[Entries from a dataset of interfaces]
----
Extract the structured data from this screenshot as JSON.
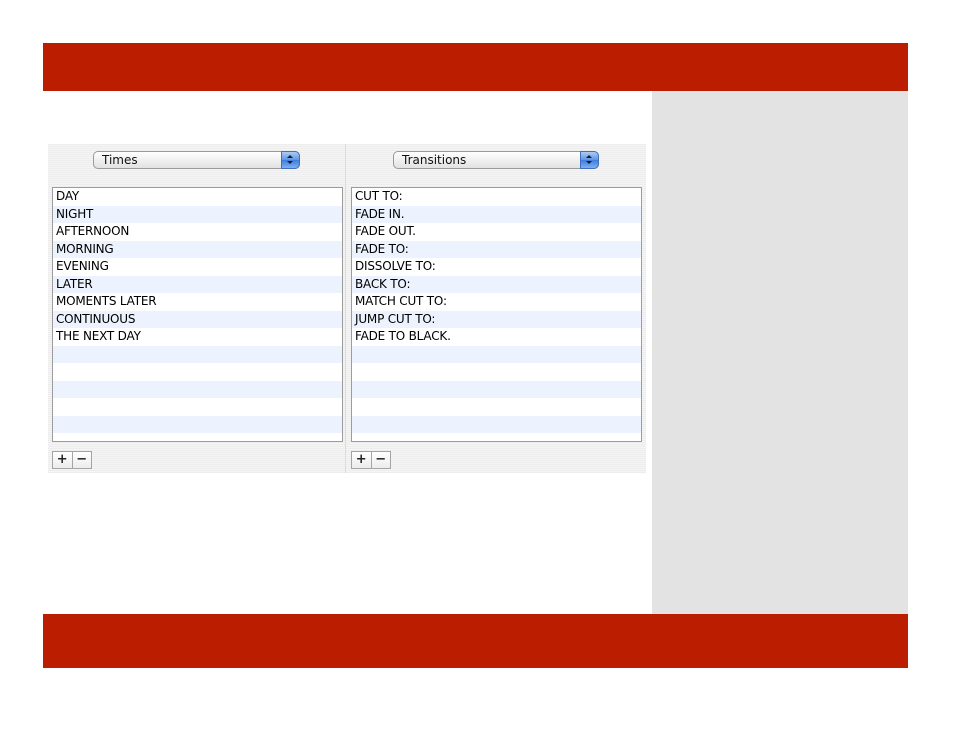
{
  "colors": {
    "band": "#bb1d00",
    "side_panel": "#e3e3e3"
  },
  "left_list": {
    "popup_label": "Times",
    "items": [
      "DAY",
      "NIGHT",
      "AFTERNOON",
      "MORNING",
      "EVENING",
      "LATER",
      "MOMENTS LATER",
      "CONTINUOUS",
      "THE NEXT DAY"
    ],
    "add_label": "+",
    "remove_label": "−"
  },
  "right_list": {
    "popup_label": "Transitions",
    "items": [
      "CUT TO:",
      "FADE IN.",
      "FADE OUT.",
      "FADE TO:",
      "DISSOLVE TO:",
      "BACK TO:",
      "MATCH CUT TO:",
      "JUMP CUT TO:",
      "FADE TO BLACK."
    ],
    "add_label": "+",
    "remove_label": "−"
  }
}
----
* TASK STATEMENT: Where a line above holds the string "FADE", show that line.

* SOLUTION TO THIS PROBLEM:
      "FADE IN.",
      "FADE OUT.",
      "FADE TO:",
      "FADE TO BLACK."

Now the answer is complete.